The cautionary tale of the miserly Scrooge, visited by the ghosts of Christmases Past, Present and Future is by now well-known to all. Inspired by his observations of the growing economic divide in Victorian England, Dickens’ book encapsulated contemporary fears over the dangers of capitalism and the fracturing sense of community it created. Conscious of the social upheaval occurring as a result of industrialisation, the thoroughly modern Victorians, it seems, were growing nostalgic for a simpler time, sparking a wave of interest in Christmas traditions. With A Christmas Carol, Dickens not only captured the moment, but – according to some commentators – invented Christmas as we know it today.

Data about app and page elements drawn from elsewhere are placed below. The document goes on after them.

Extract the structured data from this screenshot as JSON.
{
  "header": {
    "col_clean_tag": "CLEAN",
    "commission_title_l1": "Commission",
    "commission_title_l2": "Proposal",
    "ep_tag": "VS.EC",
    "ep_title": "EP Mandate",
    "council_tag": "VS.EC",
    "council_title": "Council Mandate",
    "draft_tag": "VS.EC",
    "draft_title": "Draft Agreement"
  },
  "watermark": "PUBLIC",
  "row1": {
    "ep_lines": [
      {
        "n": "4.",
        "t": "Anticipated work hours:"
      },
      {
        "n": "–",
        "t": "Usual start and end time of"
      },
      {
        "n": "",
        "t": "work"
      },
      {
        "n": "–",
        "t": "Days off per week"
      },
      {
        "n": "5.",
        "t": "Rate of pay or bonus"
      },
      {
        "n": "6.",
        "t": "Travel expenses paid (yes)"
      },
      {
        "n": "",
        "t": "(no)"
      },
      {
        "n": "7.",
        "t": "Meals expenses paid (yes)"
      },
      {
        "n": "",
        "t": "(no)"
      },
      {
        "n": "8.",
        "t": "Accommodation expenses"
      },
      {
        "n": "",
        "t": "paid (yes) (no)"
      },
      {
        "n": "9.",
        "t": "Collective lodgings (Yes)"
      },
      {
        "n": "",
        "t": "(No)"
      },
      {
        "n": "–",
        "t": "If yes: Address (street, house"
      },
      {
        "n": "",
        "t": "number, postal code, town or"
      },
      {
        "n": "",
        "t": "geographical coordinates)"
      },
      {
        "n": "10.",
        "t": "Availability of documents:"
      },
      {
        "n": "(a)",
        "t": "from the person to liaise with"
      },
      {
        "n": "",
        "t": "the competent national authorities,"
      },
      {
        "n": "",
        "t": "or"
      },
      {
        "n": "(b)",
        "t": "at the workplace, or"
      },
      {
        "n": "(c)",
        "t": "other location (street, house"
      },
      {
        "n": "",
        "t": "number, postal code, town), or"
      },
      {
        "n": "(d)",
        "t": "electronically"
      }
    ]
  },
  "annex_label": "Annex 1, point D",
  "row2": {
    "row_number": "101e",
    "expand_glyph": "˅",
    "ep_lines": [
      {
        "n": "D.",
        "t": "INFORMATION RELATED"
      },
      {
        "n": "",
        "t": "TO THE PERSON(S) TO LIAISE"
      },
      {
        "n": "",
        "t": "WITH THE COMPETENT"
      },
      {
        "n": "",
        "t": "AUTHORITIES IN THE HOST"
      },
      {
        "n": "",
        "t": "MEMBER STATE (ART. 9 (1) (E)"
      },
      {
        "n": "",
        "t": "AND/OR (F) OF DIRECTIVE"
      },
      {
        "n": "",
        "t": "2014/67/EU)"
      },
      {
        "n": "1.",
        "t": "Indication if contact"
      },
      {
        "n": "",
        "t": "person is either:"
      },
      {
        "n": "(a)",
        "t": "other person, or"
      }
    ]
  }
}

Conceived and directed by Matthew Warchus (Matilda the Musical) and adapted for the stage by Jack Thorne (Harry Potter and the Cursed Child), this latest adaptation to hit Melbourne first appeared as part of the 2017 season at the Old Vic, becoming an instant success. So much so that it has sparked a number of international productions (including this Melbourne production) and has been included in the Old Vic line-up every year since. Even the COVID-effected 2020 season was live streamed from an empty auditorium. The 2022 London season has just opened with Welsh actor Owen Teale performing the lead role.
For this Melbourne season, Australian acting legend David Wenham leads the cast as the tight-fisted Scrooge, and his understated performance throughout lends serious weight to the production. The first act spends considerable time establishing his miserly credentials, walking us through his early years, formative relationships, and critical decisions that come to haunt his present isolation. The second half by contrast, brings him to the inevitable realisation that family and community are far more important than money – watching Wenham’s transformation is a joy.
As Scrooge’s one-time love and constant reminder of what-might-have-been, Sarah Morrison as Belle, strikes the perfect balance between pragmatism and sentimentality. Bernard Curry as the loyal employee Bob Cratchit is the epitome of kindness, and the embodiment of the Christmas ideal of being grateful for small mercies. Other notable performances are given by Debra Lawrance as the Ghost of Christmas Past, Samantha Morley as the Ghost of Christmas Present and Emily Nkomo as Little Fan/Ghost of Christmas Future, but in truth the support cast is uniformly strong.
While the show is not a musical per se, the production nevertheless employs music to great effect, incorporating a number of well-known Christmas carols, and some sublime hand bell ringing. The set design by Rob Howell and lighting by Hugh Vanstone – consisting of hundreds of lanterns that flicker and swirl to signify the movement of ghosts – is simply stunning, and a million miles away from the cramped and dirty Victorian streets described in Dickens’ novels.
One of the biggest strengths of this production is its sheer theatricality. What works on the page (or indeed the screen) doesn't always work on stage, but this production, culminating with the thrilling ‘feast’ that envelopes the entire audience, cleverly draws on all of the elements of live theatre that makes a theatre experience unique.
This is a beautiful production, full to the brim with Christmas spirit, and sure to please the whole family.
GWB Entertainment presents an Old Vic production
A Christmas Carol
adaptation by Jack Thorne
Director Matthew Warchus
Venue: Comedy Theatre | 240 Exhibition St, Melbourne VIC
Dates: until December 29, 2022